Category Archives: Potatoes

Growing in Coffee Bags

This weekend I planted my potatoes in recycled coffee bags just like I did last year.

What I love about this method is it allows you to grow bonus food by simply finding a few square feet anywhere in the right light conditions, even over concrete.  If you aren’t using your driveway to park the car or have unused patio space you can turn it into grow space!

Here are other bonuses:

  • Inexpensive compared to raised beds or pots
  • Re-use existing materials rather than increase consumer demand for plastics or wood
  • All natural materials can be composted at the end of the grow season so nothing to store over winter
  • Easier to hill late variety potatoes by simply unrolling the bags sides and adding more dirt
  • Excellent drainage during wet and soggy springs keeps your potatoes healthier
  • At harvest time simply dump the whole thing into a wheel barrel and sort for potatoes, no more cutting into them with the spade or stabbing with a garden fork
  • Growing in bags around the base of young fruit trees allows you to use that space without disturbing the tree’s root zone and the tree roots will benefit from the mulch effect and any draining water from the burlap bags (sort of a slow release watering.)

Where can you get some coffee bags? You can check with your local coffee roaster but if you live in Seattle you’re in luck. You can get them from Upcycle NW. And while you are there you can pick up free coffee chaff to use either as organic matter and browns to your compost pile, as a top layer for your worm compost bin to keep fruit flies at bay, or as chicken bedding (which then gets added to your compost pile as the brown organic matter layer.)

They also have roasted coffee grounds to add nitrogen to your compost pile or soil mixes and roasted and unroasted beans to use decoratively in the garden or as a top mulch layer that will slowly release nitrogen into the garden.
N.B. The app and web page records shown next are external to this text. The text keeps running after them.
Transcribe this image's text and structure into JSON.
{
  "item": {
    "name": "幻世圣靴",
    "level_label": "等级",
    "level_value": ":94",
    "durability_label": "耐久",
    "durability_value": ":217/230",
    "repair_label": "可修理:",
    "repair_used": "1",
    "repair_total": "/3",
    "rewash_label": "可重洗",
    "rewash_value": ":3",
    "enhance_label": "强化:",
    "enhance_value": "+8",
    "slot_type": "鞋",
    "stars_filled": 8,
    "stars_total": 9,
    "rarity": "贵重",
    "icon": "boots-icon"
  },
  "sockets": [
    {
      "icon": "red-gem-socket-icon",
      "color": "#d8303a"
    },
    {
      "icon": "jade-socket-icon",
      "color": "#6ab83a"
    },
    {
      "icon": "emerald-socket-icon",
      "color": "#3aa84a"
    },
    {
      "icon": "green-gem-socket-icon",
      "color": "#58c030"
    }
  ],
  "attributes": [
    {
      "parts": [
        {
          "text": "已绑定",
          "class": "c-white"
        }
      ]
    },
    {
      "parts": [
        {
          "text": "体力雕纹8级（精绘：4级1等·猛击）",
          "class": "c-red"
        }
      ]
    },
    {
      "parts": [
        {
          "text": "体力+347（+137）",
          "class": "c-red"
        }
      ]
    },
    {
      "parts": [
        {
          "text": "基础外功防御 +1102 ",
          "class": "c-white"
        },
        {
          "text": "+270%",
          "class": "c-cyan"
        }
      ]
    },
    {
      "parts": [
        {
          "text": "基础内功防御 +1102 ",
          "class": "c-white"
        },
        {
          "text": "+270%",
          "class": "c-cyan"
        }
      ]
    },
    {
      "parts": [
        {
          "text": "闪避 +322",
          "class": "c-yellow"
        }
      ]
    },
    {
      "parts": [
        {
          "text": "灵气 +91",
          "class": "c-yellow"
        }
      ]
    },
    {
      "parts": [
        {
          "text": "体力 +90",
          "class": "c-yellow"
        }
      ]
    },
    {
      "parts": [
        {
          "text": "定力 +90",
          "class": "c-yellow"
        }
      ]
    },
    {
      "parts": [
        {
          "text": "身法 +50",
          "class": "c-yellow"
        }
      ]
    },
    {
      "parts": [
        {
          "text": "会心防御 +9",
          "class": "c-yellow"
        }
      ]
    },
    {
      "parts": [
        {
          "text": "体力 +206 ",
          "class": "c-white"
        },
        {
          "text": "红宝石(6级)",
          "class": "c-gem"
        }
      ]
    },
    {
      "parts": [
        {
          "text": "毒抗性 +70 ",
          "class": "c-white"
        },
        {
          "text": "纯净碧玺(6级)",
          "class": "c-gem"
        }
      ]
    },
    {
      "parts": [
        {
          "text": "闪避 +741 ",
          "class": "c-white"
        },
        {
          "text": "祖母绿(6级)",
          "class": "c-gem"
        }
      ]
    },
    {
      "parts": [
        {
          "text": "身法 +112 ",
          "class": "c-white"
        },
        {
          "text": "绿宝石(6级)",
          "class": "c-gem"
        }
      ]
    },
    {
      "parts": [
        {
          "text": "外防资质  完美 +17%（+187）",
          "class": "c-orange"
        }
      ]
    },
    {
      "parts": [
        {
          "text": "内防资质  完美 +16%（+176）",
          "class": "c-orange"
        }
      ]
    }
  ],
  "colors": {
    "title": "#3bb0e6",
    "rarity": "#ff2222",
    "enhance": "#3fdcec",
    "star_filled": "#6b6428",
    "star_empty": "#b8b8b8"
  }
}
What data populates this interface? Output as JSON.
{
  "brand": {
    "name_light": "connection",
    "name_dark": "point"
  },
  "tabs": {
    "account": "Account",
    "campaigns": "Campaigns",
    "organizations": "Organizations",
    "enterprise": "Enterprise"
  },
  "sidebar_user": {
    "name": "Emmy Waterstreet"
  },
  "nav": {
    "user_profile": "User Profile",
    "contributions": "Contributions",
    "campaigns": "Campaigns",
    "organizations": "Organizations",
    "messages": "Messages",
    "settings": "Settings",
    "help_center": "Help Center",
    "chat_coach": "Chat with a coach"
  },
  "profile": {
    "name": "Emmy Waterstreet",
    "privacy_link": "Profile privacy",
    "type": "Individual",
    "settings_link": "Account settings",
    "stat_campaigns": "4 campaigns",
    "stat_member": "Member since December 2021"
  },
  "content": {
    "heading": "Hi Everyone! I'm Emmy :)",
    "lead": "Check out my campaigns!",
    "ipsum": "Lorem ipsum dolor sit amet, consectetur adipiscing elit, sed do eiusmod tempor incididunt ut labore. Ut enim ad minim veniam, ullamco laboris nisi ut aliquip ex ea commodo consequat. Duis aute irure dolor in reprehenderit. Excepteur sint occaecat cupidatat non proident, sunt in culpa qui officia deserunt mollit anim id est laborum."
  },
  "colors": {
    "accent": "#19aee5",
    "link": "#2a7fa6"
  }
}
And if you are container gardening adding a few inches of beans at the bottom of the container will help improve drainage.

Can you tell I’m a huge fan?

As an added bonus if you reply in the comments that you want any organic coffee bags to use as containers I can have them at my open garden on April 17 for you to purchase.

The no cut are $3 each (have not been sliced open) and the top cut bags are $2.25 each. I’ve used both as planters and either work fine.

So if you weren’t planning to grow potatoes (or squash) because they take up too much valuable garden space go outside and look around for any possible spot to put a coffee bag and then reply below or email UpcycleNW for their hours so you can pick some up.

Now go grow some food already!

Sustainable Cooking Fat

This is an odd name for a post I know. One challenge I have is the oil & fat for our diet. Local butter is crazy expensive but still a mainstay in baked goods and because of the health benefits I choose to continue buying coconut oil. My other oil of choice is olive oil from California.

We don’t fry much or use much mayo (which I make using a combination of olive and coconut oil) so I typically purchase just a few bottles of olive oil a year, mostly in the summer months when we like to sautee oil-absorbing veggies like egplants and zucchini.

Last spring I had made beef broth from Thundering Hooves soup bones which tasted great but had an amazingly thick layer of beef fat on the surface. After letting the broth cool I scraped it off and stored it in the freezer, unsure what to do with it.

Last night I pulled it out, shaved off a chunk and heated it in the frying pan. Then I took about 4 of the potatoes from our tuber buy through Sustainable Greenlake and cut them with the mandolin. Thanks for growing them for us, Skeeter! I fried them gently in the tallow until golden brown and crunchy, then sprinkled on some kosher salt and gave them to the kids.

potato-chips1

Even Mr. Pancake aka “I don’t like potatoes” was lured into trying one based on his brother’s ecstatic reaction. They scarfed them down faster then I could fry them. The potato chips were crunchy and salty with a hard to place beefiness, much like the McDonald’s french fries of my youth.

So when we pick up our cow from Cascade Range Beef complete with soup bones next week and I make bone broth for winter Pho I know just what to do with the tallow this time. Potato chip on! And now in search of a fry daddy…